What Is Clinical Psychopharmacology?
The hardships of everyday life have shed light on the rising rates of mental illness. Although this news is alarming, it has encouraged many people to address their issues head-on with the help of mental health professionals. While talk therapy, cognitive-behavioral practices, and lifestyle changes are practical approaches for some patients, others need medication to help manage their mental illness. That’s where psychopharmacology comes into the picture.
Medication In Therapy
Psychopharmacology is essentially the study of how specific medications impact the mind. It’s essentially the process of using psychotic medicine to treat mental health conditions ranging from anxiety and depression to bipolar disorder and schizophrenia. Psychologists interested in writing prescriptions must obtain a degree in Clinical Psychopharmacology.
What Are Psychoactive Drugs?
Psychoactive medications are drugs used to treat mental illness. Some of the most common include:
- Anxiolytics – These are medications used to treat anxiety. They ease symptoms by interacting with neurotransmitters in the brain known as gamma-aminobutyric acid.
- Stimulants – Stimulants are widely used to treat patients with ADHD. The medication helps to enhance focus, alertness, and energy.
- Antidepressants – As the name implies, antidepressants are used to treat symptoms of depression. They can help improve appetite, boost energy, and restore motivation. Research suggests antidepressants can stimulate new cell growth, thus improving cognitive and behavioral function.
Why Psychopharmacology Matters
Psychologists have a plethora of tools at their disposal to treat patients who have a mental illness. While these methodologies and practices are instrumental and effective, medications can help relieve symptoms and speed up recovery efforts. Psychologists can develop a more comprehensive treatment plan with few side effects and improved results by clearly understanding how psychoactive drugs impact patients physically, mentally, and behaviorally.

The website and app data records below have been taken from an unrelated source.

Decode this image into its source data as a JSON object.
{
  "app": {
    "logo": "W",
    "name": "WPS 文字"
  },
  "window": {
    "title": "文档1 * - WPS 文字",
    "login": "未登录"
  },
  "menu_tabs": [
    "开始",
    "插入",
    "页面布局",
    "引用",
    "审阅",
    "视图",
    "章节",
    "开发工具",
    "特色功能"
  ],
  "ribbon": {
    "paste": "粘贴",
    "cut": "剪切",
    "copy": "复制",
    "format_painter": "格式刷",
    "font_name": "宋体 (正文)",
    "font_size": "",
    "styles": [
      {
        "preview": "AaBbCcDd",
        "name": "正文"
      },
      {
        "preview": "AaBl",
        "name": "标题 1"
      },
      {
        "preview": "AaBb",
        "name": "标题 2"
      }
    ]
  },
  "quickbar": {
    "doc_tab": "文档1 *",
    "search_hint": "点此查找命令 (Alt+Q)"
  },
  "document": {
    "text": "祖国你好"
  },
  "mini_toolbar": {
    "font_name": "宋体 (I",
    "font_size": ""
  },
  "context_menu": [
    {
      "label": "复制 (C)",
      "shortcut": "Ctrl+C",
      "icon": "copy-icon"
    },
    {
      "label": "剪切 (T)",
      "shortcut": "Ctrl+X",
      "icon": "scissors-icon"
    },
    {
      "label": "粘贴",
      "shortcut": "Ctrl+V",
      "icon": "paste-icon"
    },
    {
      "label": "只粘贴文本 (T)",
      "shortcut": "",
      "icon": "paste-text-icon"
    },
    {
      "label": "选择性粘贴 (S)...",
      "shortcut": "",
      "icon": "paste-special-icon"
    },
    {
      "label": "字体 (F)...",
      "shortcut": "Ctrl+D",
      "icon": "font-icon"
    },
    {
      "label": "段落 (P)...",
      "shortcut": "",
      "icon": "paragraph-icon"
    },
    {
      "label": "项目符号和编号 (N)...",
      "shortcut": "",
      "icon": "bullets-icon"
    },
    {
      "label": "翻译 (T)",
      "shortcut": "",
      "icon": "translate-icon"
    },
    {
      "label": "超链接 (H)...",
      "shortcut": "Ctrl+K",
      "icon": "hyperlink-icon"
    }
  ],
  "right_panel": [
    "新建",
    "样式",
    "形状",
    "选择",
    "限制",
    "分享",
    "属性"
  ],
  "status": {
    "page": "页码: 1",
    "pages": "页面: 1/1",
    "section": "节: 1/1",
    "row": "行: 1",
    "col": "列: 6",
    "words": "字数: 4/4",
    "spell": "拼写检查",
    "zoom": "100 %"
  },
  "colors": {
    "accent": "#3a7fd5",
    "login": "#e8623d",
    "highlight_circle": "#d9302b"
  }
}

Psychopharmacology should matter to patients as well. As medications can alter your mind, mood, behavior, and overall well-being, you want to ensure that you’re getting the best option for your health and wellness. If prescriptions are necessary, having a psychologist with psychopharmacology experience provides peace of mind.
It means your therapist will be more effective in selecting drugs that will work well with your body’s natural system, including the type, dosage, and length of use. It reduces the likelihood of adverse effects and substance dependency, which is common with psychoactive drugs. Finally, more accurate treatments and fewer symptoms from mental illness lead to improvements in everyday life.
Becoming A Psychopharmacologist
If you’re interested in offering medication as an option for your patients, becoming a psychopharmacologist makes sense. Adding this invaluable specialization to your list of credentials will vary by state. In general, you’ll need to enroll in an accredited program to obtain your Master’s or Doctoral degree in psychopharmacology. Completing the course requirements typically takes two years and several hours of in-field training.
To take the Association of State and Provincial Psychology Board Exam, you’ll need to meet strict requirements, including having a stellar record as a psychologist and proof of service. A passing score gives you the legal certification to prescribe medication to patients.
Advice For Patients
There is no one-size-fits-all therapy treatment. That’s why psychologists use a variety of methodologies. Medication may be necessary if you’ve tried general counseling, cognitive behavioral therapy, and lifestyle changes with little to no impact on your mental illness. Ultimately, it’s best to consult with mental health experts with a psychopharmacology degree as you search for therapists.
As you evaluate prospective candidates, don’t hesitate to ask about their credentials and approach to incorporating medicine into their practice. Find out what types of mental illness they specialize in and the effectiveness of prescriptions in easing patient symptoms. Discuss your diagnosis and attempted treatments to get an idea of what route they would take in helping you to get more efficient care.
Better Mental Health Care
When you consider the millions of people struggling with mental illness that cannot find relief through traditional mental health practices, you comprehend the significance of psychopharmacology. Therapists that invest in their education and experience in this field are better equipped to prescribe medications that work best for their patients. When combined with alternative therapies, it can ultimately lead to improved patient physical and emotional well-being. So, whether you’re a psychologist looking to enhance your practice or a patient looking for a therapist, consider psychopharmacology and its many advantages to emotional wellness.